Herculaneum v Pompeii
While Pompeii receives most of the attention a visit to Herculaneum can be just as enthralling. While Pompeii was a working city, this ancient Roman settlement was home to lots of wealthy families with opulent homes and set close between the shoreline and the towering volcano.
Fate led to Herculaneum not being discovered earlier
When Vesuvius erupted Herculaneum was buried under a mass of volcanic ash, mud and rocks several metres deep. The muddy combination hardened to become a rocky mass which was more difficult to excavate than its neighbour, Pompeii. The first excavations began in 1709 when a theatre was discovered when a well was being dug. By 1927 when the first serious excavations began Pompeii was already major news and tourism took hold there instead. Only six bodies had been found before 1982, leading to speculation that the people of Herculaneum had time to escape. Then, in 1982 hundreds of bodies were discovered in the area close to the shoreline and lots of people had in fact died while waiting to get onto boats and escape.
The size of Herculaneum
The site is around one third the size of Pompeii and housed about 5,000 people compared to the 20,000 at Pompeii. The houses here are more elaborate, well decorated and many remain intact. Lots of the surviving buildings still have their second storey in addition to the mosaics that decorated the floors.

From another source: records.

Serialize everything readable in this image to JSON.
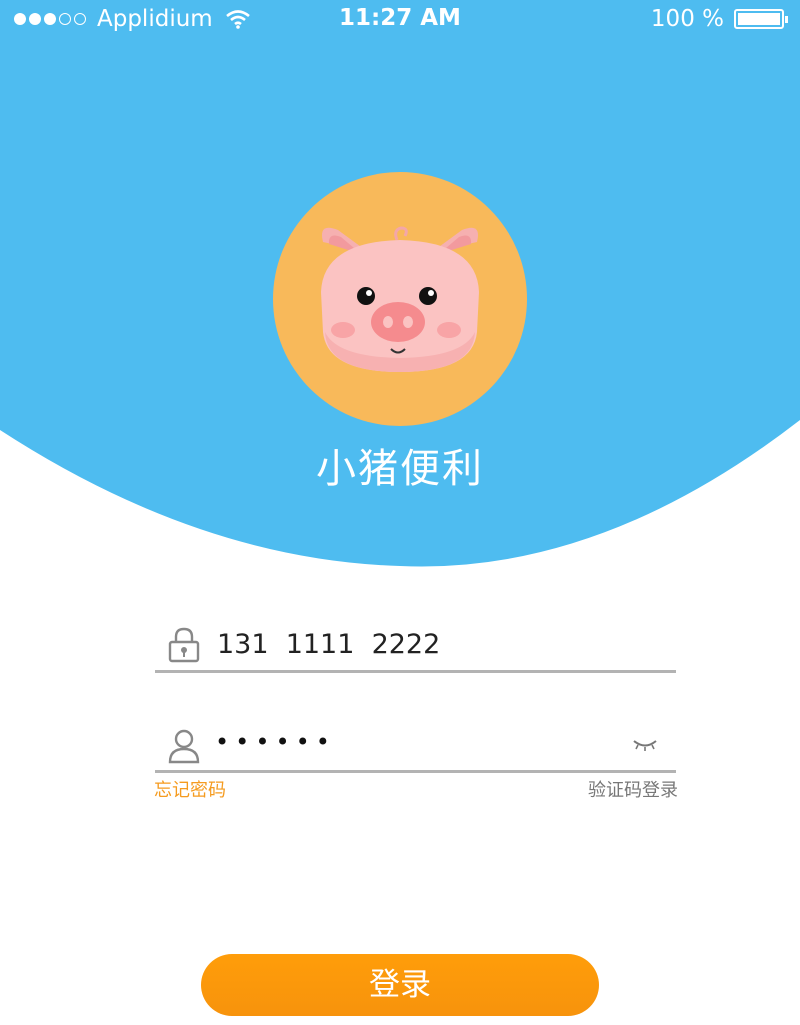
{
  "status_bar": {
    "carrier": "Applidium",
    "time": "11:27 AM",
    "battery": "100 %"
  },
  "app": {
    "title": "小猪便利"
  },
  "form": {
    "phone_value": "131  1111  2222",
    "password_masked": "••••••",
    "forgot_password": "忘记密码",
    "sms_login": "验证码登录",
    "login_button": "登录"
  },
  "icons": {
    "field1": "lock-icon",
    "field2": "user-icon",
    "toggle": "eye-closed-icon",
    "logo": "pig-face-logo"
  },
  "colors": {
    "header_blue": "#4ebcf0",
    "logo_circle": "#f8b95a",
    "accent_orange": "#f59b1f",
    "button_orange": "#ff9d0a",
    "underline_gray": "#b3b3b3"
  }
}
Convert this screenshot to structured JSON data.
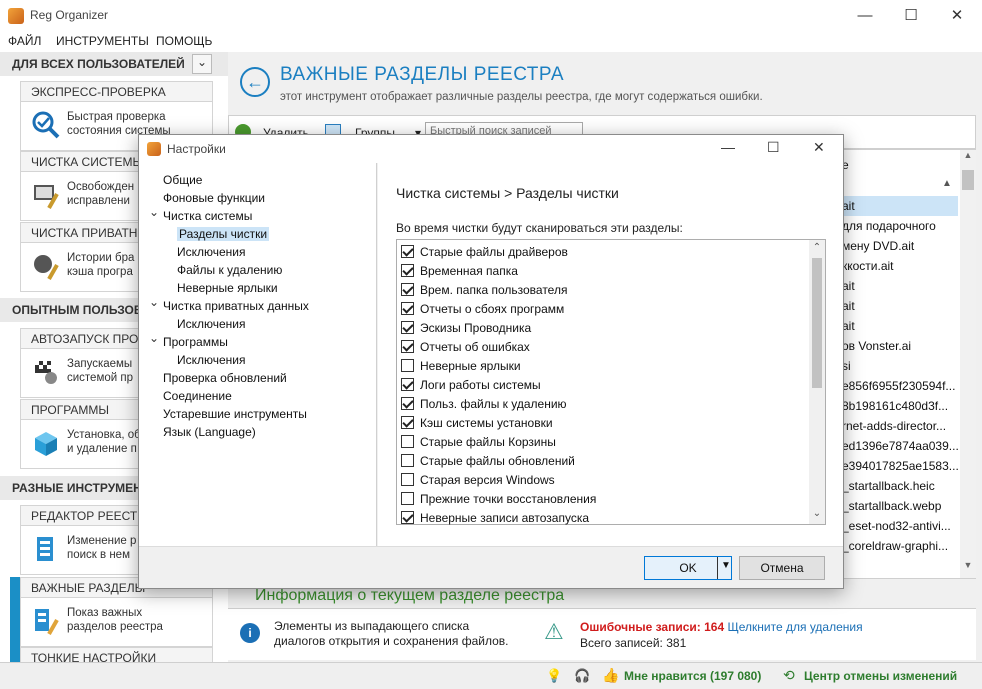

Highlights of your visit
The House of the Mosaic Atrium contains a checkerboard mosaic across its atrium floor with mythological scenes shown as frescoes in other rooms that overlook the garden. The House of Latticework is an example of cheaper living quarters and may have been used as a barracks. The building next door is known as the House of the Wooden Partition. It contains wall frescoes as well as a huge wooden door that was preserved when it became instantly carbonized by the hot gasses during the eruption (it is now protected by glass). On the ground floor there were shops and one contains a preserved wooden clothes press.